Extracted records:
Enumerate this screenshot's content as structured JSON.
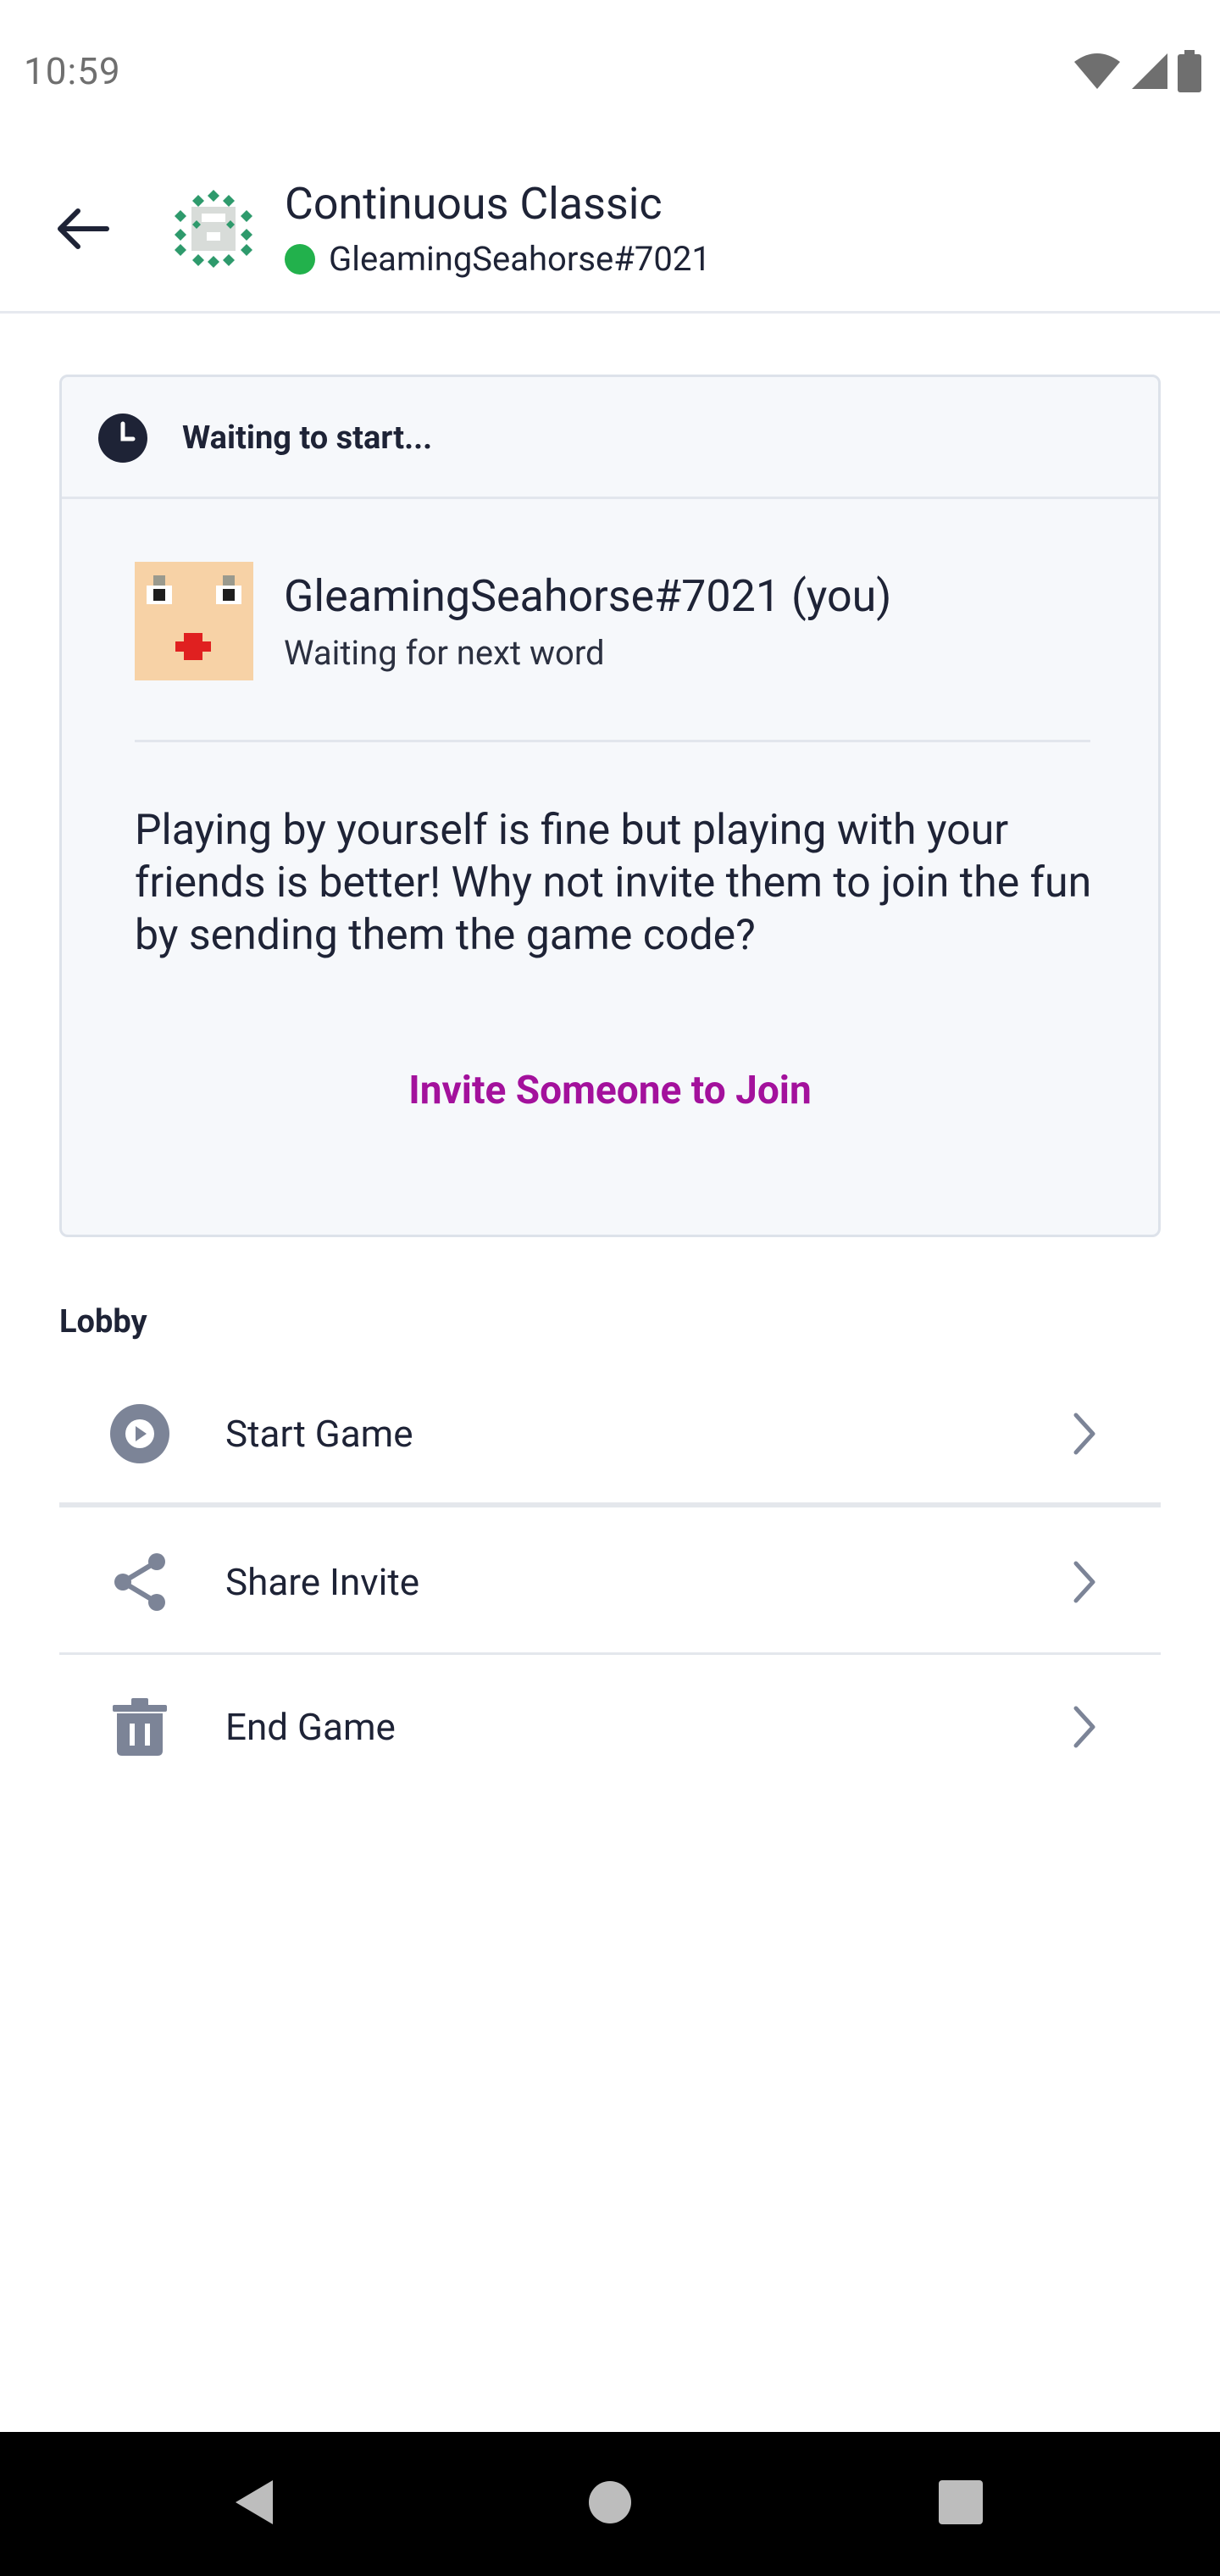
{
  "status_bar": {
    "time": "10:59",
    "icons": [
      "wifi-icon",
      "signal-icon",
      "battery-icon"
    ]
  },
  "header": {
    "back_icon": "arrow-left-icon",
    "title": "Continuous Classic",
    "username": "GleamingSeahorse#7021",
    "online_color": "#22b14c"
  },
  "status_card": {
    "status": "Waiting to start...",
    "player": {
      "name": "GleamingSeahorse#7021 (you)",
      "status": "Waiting for next word"
    },
    "message": "Playing by yourself is fine but playing with your friends is better! Why not invite them to join the fun by sending them the game code?",
    "invite_label": "Invite Someone to Join",
    "accent_color": "#a3119c"
  },
  "lobby": {
    "title": "Lobby",
    "items": [
      {
        "label": "Start Game",
        "icon": "play-icon"
      },
      {
        "label": "Share Invite",
        "icon": "share-icon"
      },
      {
        "label": "End Game",
        "icon": "trash-icon"
      }
    ]
  },
  "nav_bar": {
    "buttons": [
      "back-nav",
      "home-nav",
      "recents-nav"
    ]
  }
}
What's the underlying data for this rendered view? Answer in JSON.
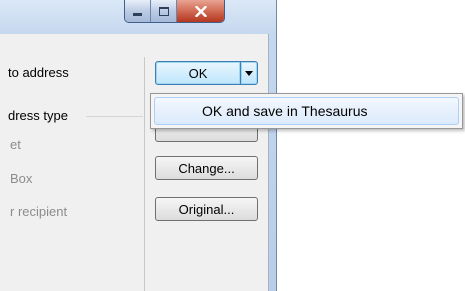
{
  "window": {
    "caption": {
      "minimize_icon": "minimize-icon",
      "maximize_icon": "maximize-icon",
      "close_icon": "close-x-icon"
    }
  },
  "left_panel": {
    "label_to_address": "to address",
    "group_title": "dress type",
    "option_1": "et",
    "option_2": "Box",
    "option_3": "r recipient"
  },
  "buttons": {
    "ok": "OK",
    "change": "Change...",
    "original": "Original..."
  },
  "dropdown_menu": {
    "items": [
      {
        "label": "OK and save in Thesaurus"
      }
    ]
  },
  "colors": {
    "accent": "#3c7fb1",
    "close_button": "#c75b44",
    "menu_highlight": "#dbeafb"
  }
}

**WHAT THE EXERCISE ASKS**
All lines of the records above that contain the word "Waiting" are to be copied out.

**WRITTEN SOLUTION**
    "status": "Waiting to start...",
      "status": "Waiting for next word"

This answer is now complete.